Climate change impacts are implemented in ten impact fields. For each of these fields, different types of impacts are quantified using a range of (bio)physical models. These impacts are implemented into the macroeconomic CGE model by (i) changes in production cost structures (e.g., a different production process in Agriculture), (ii) changes in productivity (e.g., yield changes in Agriculture and Forestry), (iii) changes in investments (e.g., reconstruction of infrastructure after flood events), and/or (iv) changes in public expenditures (e.g., more post-disaster relief payments in Catastrophe Management). Table 1 summarizes the impacts for the three impact fields under consideration (for all other, see Appendix A.1). As explained in Section 2, to keep expenditures on public service provision (i.e., government consumption) at the same level as in the Baseline scenario, we assume in the Impact scenario that transfers to private households are adjusted accordingly.
Implementation of the adaptation scenario
The Adaptation scenario builds on the Impact scenario but additionally incorporates direct costs and benefits (i.e., avoided impacts) of public adaptation measures in the three impact fields under consideration. Adaptation costs are divided into operating costs (e.g., labor costs, contracting to spatial planning bureaus, maintenance costs for public infrastructure) and investment costs. Changes in sectoral operating costs are modeled as shifts within the production cost structures while holding unit costs constant (but having a different composition of costs). Changes in government consumption patterns and levels (which are also a part of operating costs) are implemented as additional consumption, financed via cuts in transfers to the private household (and hence reduced private consumption). Accumulation effects of annual investment changes are accounted for, resulting in a changed capital stock in 2050 with associated changed annual capital costs (depreciation). Note that the deployed CGE model is not dynamic but comparative static. The development of the capital stock is therefore no explicit part of the model but accounted for when developing the adaptation pathway. Changes in investment are financed via changed savings and thus corresponding changes in private consumption. Table 3 shows how the indicative adaptation pathway (Fig. 2) translates into annual changes of sectoral costs as well as changes in government consumption (annualized for 2050, relative to the Impact scenario). For details on the calculations, see Appendix A.2 (Table 2).

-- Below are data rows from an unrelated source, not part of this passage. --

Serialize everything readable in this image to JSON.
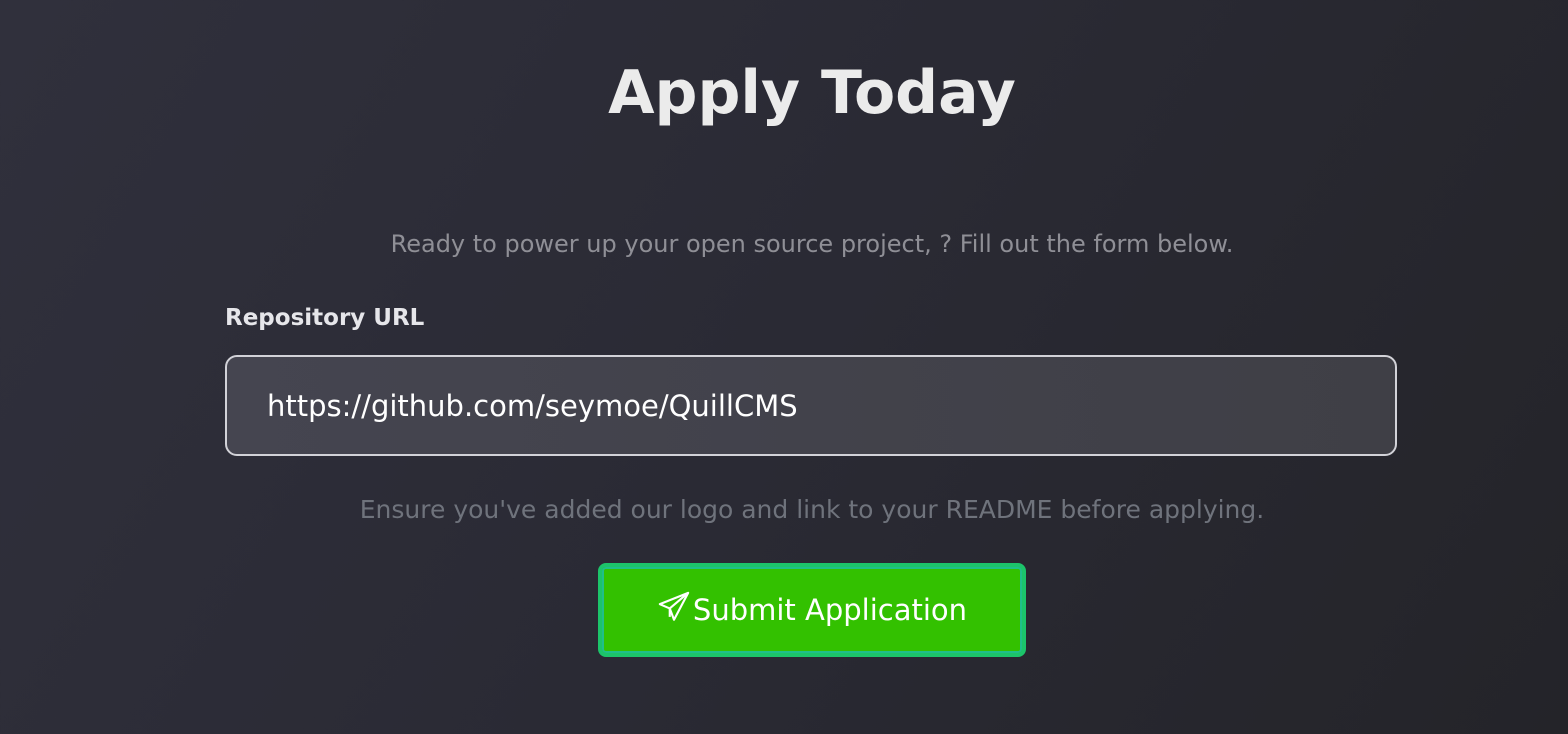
{
  "header": {
    "title": "Apply Today",
    "subtitle": "Ready to power up your open source project, ? Fill out the form below."
  },
  "form": {
    "repo_label": "Repository URL",
    "repo_value": "https://github.com/seymoe/QuillCMS",
    "note": "Ensure you've added our logo and link to your README before applying.",
    "submit_label": "Submit Application",
    "submit_icon": "paper-plane-icon",
    "submit_color": "#33c100"
  }
}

The benefit of adaptation is avoided damage. The respective assumptions on the effectiveness of different measures (i.e., by how much damages can be reduced) are summarized in Table 3. Following the literature and expert estimates, we assume that agricultural crop yields can be increased by 10% and damages in Forestry can be reduced by 30–40%. For the Catastrophe Management impact field (flood protection), we use benefit-cost ratios to quantify effectiveness. For the Adaptation scenario, we use mean values for a central simulation run, but also provide results for a bandwidth (lower and upper bound) to address uncertainty. For details, see Appendix A.3.

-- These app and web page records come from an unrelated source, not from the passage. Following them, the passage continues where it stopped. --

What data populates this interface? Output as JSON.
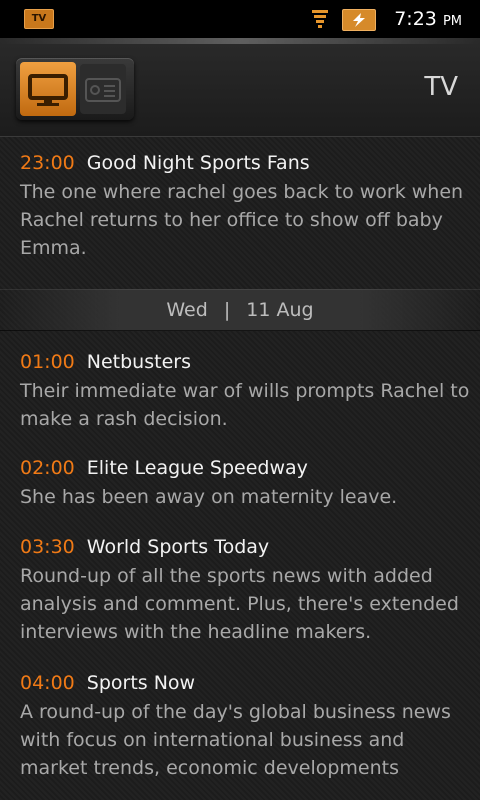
{
  "status_bar": {
    "tv_badge": "TV",
    "time": "7:23",
    "ampm": "PM"
  },
  "header": {
    "title": "TV"
  },
  "programs_top": [
    {
      "time": "23:00",
      "title": "Good Night Sports Fans",
      "description": "The one where rachel goes back to work when Rachel returns to her office to show off baby Emma."
    }
  ],
  "date_divider": {
    "day": "Wed",
    "separator": "|",
    "date": "11 Aug"
  },
  "programs": [
    {
      "time": "01:00",
      "title": "Netbusters",
      "description": "Their immediate war of wills prompts Rachel to make a rash decision."
    },
    {
      "time": "02:00",
      "title": "Elite League Speedway",
      "description": "She has been away on maternity leave."
    },
    {
      "time": "03:30",
      "title": "World Sports Today",
      "description": "Round-up of all the sports news with added analysis and comment. Plus, there's extended interviews with the headline makers."
    },
    {
      "time": "04:00",
      "title": "Sports Now",
      "description": "A round-up of the day's global business news with focus on international business and market trends, economic developments"
    }
  ],
  "colors": {
    "accent": "#f07a16",
    "title_text": "#f2f2f2",
    "description_text": "#a8a8a8"
  }
}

Finally, note that also in the Adaptation scenario, we assume that expenditures of public service provision are maintained at the Baseline level by adjusting transfers to households. In addition, however, we allow for increased consumption for adaptation measures (as indicated in Fig. 1).